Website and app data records
-----
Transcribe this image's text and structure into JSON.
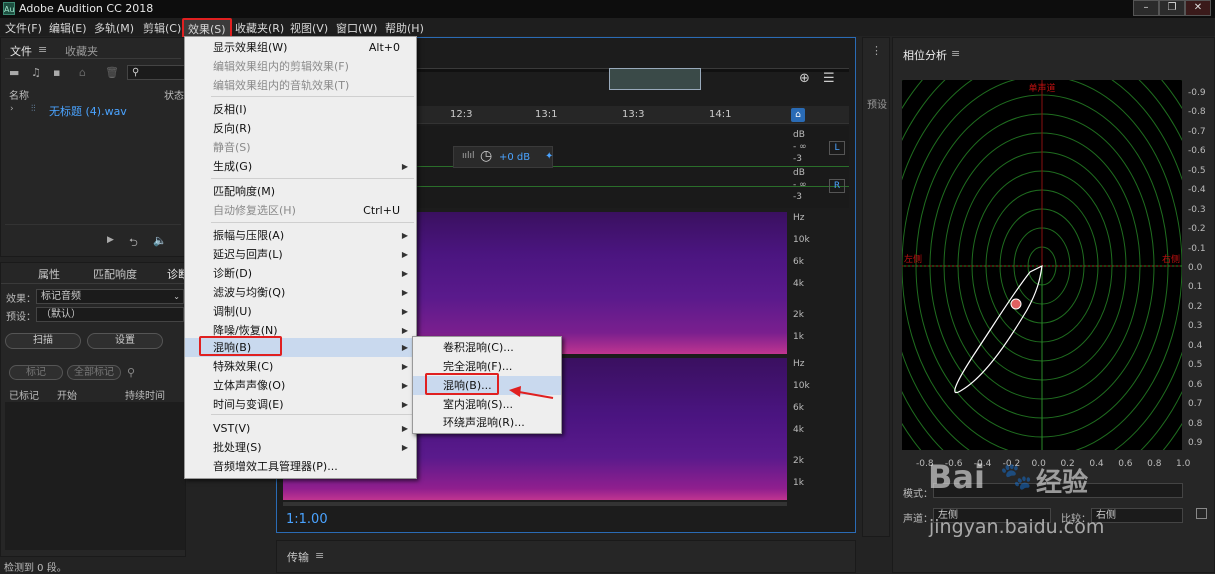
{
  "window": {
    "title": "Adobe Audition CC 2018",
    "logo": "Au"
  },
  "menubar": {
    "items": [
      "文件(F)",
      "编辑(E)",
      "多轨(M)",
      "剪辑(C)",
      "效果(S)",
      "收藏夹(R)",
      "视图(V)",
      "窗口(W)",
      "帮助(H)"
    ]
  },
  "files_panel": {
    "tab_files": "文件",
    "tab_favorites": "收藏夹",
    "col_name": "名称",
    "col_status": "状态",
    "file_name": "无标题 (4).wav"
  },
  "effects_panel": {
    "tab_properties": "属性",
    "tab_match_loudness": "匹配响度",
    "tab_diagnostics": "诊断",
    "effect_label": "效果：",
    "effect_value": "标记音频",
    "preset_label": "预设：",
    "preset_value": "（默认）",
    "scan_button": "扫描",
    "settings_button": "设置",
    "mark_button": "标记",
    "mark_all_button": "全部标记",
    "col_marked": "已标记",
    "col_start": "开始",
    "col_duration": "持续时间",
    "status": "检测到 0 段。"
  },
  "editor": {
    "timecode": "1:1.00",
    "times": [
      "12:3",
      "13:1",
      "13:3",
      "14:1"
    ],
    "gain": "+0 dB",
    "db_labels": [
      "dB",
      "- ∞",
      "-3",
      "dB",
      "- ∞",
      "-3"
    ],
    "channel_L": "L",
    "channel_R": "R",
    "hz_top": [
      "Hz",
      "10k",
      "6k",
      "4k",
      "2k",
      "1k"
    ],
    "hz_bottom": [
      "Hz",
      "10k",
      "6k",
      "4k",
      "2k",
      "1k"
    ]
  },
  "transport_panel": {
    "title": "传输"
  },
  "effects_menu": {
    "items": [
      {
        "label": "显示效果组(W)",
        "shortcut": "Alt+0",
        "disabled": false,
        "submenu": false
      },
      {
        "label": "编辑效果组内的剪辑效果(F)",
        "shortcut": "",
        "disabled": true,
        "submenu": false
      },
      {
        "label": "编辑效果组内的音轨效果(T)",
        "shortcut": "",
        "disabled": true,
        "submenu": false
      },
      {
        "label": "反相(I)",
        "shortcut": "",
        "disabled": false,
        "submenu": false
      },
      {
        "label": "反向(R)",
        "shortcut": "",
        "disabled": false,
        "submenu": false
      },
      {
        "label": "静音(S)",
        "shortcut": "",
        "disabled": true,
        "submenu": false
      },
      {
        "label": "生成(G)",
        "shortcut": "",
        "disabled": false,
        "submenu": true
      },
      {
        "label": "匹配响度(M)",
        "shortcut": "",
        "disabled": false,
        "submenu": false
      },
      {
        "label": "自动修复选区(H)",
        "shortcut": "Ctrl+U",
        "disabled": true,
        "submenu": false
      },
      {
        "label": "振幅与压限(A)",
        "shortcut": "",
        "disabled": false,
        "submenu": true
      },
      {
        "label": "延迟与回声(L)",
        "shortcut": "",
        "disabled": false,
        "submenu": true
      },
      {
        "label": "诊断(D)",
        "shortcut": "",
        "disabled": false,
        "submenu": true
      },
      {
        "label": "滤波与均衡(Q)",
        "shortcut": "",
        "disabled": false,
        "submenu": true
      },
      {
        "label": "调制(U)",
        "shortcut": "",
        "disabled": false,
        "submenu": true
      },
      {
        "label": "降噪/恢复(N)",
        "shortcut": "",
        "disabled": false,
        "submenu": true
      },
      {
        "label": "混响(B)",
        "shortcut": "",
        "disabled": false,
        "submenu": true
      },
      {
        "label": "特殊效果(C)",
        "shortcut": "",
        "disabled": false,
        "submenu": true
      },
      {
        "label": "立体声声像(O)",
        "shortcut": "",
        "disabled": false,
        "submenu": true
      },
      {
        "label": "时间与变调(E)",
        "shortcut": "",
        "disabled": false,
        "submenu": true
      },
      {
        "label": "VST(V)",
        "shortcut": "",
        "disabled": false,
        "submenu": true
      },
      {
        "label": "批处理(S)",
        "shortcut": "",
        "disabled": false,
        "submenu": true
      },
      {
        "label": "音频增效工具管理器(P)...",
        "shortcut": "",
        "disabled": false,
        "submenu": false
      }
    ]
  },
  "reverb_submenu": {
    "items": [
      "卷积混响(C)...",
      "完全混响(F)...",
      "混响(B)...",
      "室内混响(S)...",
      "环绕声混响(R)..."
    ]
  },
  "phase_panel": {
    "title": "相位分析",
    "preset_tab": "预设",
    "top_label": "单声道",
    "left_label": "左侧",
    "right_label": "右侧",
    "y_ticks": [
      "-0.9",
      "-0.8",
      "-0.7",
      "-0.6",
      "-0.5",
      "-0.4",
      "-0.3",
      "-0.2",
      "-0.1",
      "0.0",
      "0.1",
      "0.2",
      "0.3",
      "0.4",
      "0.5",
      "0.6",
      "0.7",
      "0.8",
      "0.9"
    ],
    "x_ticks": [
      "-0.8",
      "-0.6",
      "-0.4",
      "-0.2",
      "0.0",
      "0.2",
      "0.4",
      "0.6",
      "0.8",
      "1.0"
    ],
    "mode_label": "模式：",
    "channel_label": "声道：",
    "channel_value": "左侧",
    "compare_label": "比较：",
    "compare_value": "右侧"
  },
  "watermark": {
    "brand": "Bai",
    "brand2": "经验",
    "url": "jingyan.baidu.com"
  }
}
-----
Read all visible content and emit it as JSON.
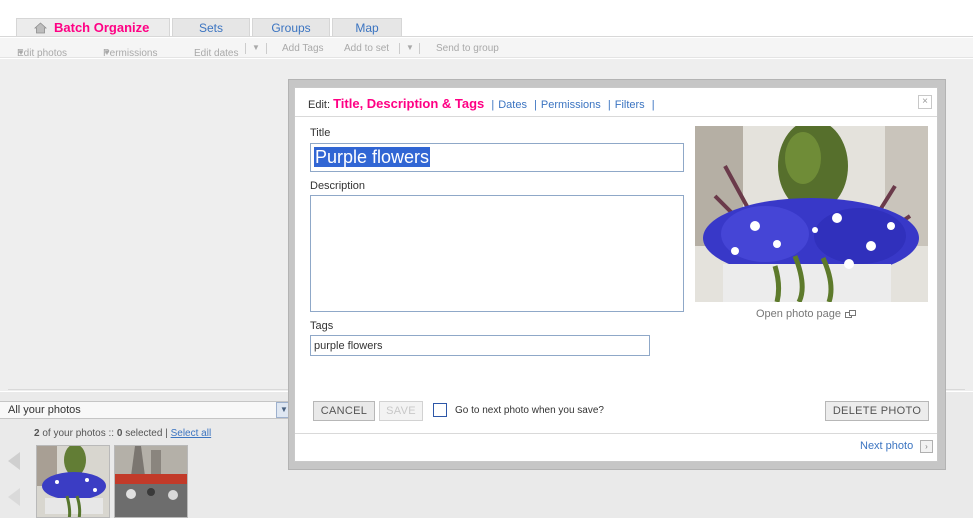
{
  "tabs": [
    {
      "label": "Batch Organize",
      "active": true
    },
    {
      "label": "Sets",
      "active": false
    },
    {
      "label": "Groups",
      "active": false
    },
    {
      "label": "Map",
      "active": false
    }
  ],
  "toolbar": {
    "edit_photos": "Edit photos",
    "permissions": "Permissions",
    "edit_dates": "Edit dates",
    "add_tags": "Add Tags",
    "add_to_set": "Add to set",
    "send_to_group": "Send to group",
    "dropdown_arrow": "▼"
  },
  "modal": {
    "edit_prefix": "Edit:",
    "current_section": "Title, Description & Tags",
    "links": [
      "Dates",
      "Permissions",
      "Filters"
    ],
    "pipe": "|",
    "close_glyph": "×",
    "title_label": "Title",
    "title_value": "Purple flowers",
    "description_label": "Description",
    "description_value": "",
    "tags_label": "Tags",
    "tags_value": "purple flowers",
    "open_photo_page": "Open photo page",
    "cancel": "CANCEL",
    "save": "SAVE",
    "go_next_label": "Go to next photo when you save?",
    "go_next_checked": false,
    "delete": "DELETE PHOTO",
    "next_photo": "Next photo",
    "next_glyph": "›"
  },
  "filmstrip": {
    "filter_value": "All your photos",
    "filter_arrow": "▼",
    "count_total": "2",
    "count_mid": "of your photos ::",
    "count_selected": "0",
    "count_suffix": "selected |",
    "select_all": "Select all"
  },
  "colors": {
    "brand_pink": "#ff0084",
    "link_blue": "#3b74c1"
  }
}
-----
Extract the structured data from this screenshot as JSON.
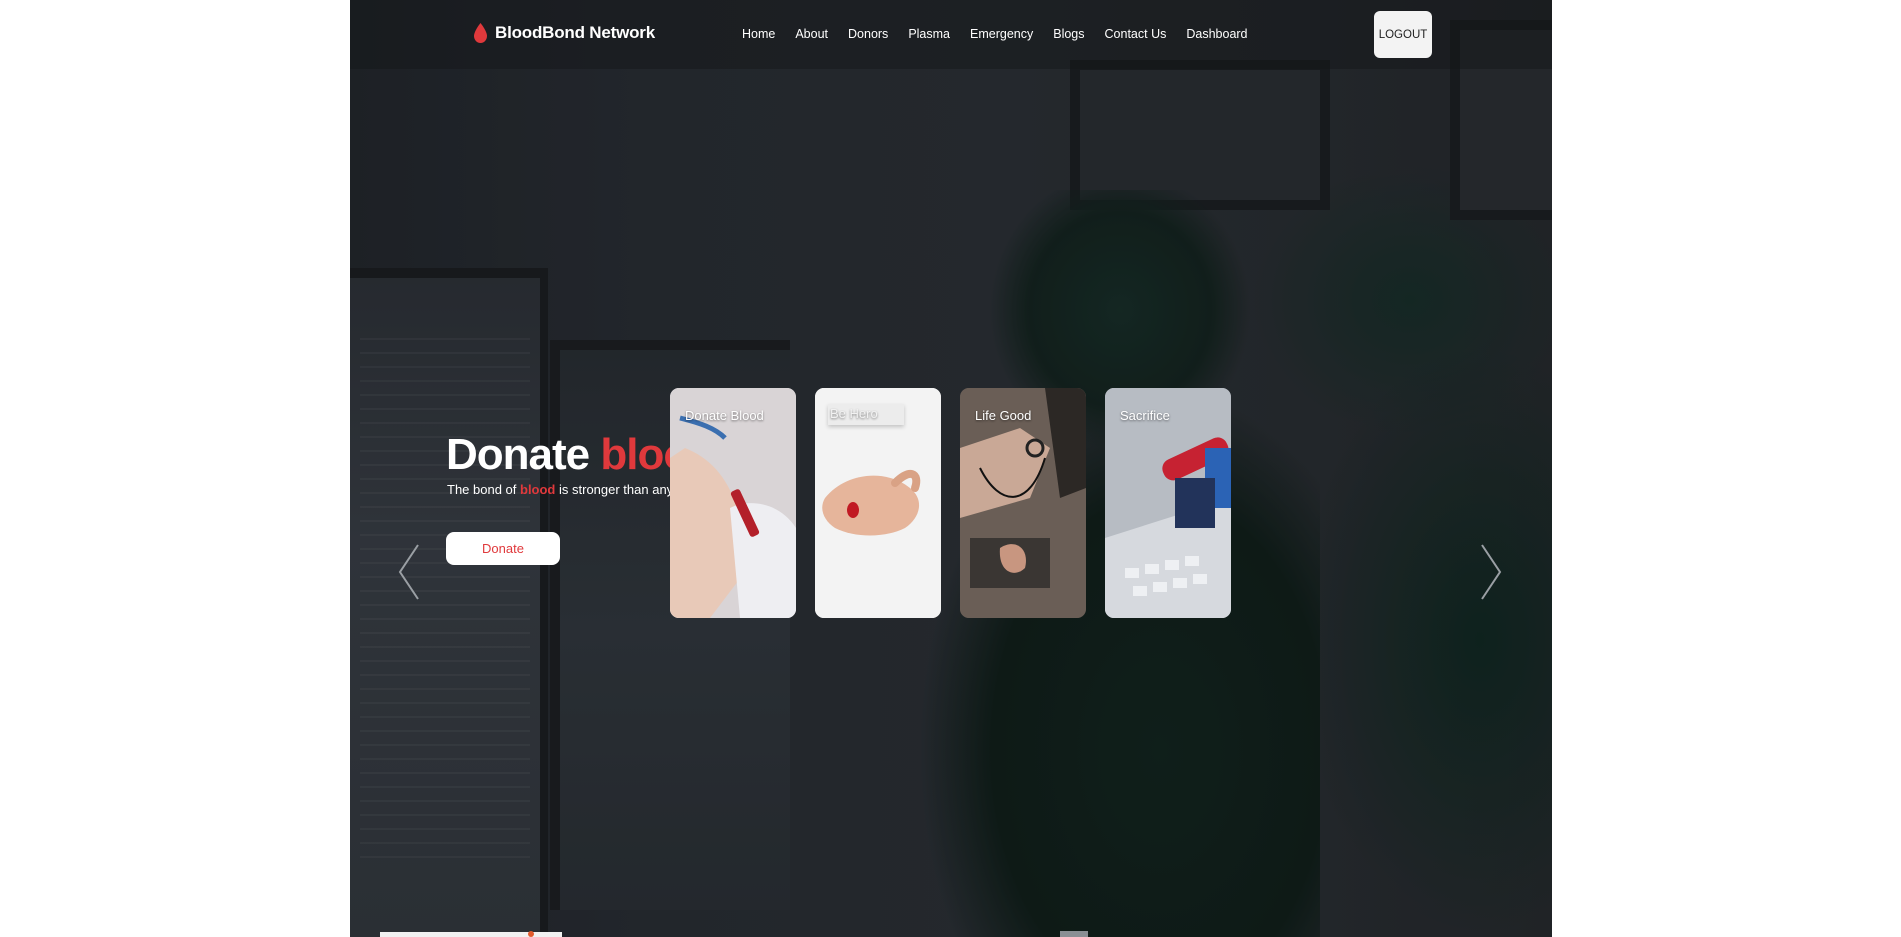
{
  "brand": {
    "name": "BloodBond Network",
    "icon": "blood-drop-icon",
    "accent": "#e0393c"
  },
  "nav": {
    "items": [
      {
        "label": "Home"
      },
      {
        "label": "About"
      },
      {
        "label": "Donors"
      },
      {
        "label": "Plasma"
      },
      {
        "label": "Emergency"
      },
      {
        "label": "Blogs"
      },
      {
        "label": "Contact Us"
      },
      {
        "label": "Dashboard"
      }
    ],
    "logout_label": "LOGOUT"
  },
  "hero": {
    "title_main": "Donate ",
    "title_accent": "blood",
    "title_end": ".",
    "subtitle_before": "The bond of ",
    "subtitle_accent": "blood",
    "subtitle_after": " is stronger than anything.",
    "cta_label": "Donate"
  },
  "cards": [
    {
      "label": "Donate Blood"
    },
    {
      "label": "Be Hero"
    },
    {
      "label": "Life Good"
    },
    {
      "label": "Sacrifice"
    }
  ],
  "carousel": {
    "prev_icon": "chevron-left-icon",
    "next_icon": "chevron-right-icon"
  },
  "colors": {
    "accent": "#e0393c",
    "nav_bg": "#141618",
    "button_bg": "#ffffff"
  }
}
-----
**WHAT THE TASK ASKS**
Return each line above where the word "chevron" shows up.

**EXERCISE SOLUTION**
    "prev_icon": "chevron-left-icon",
    "next_icon": "chevron-right-icon"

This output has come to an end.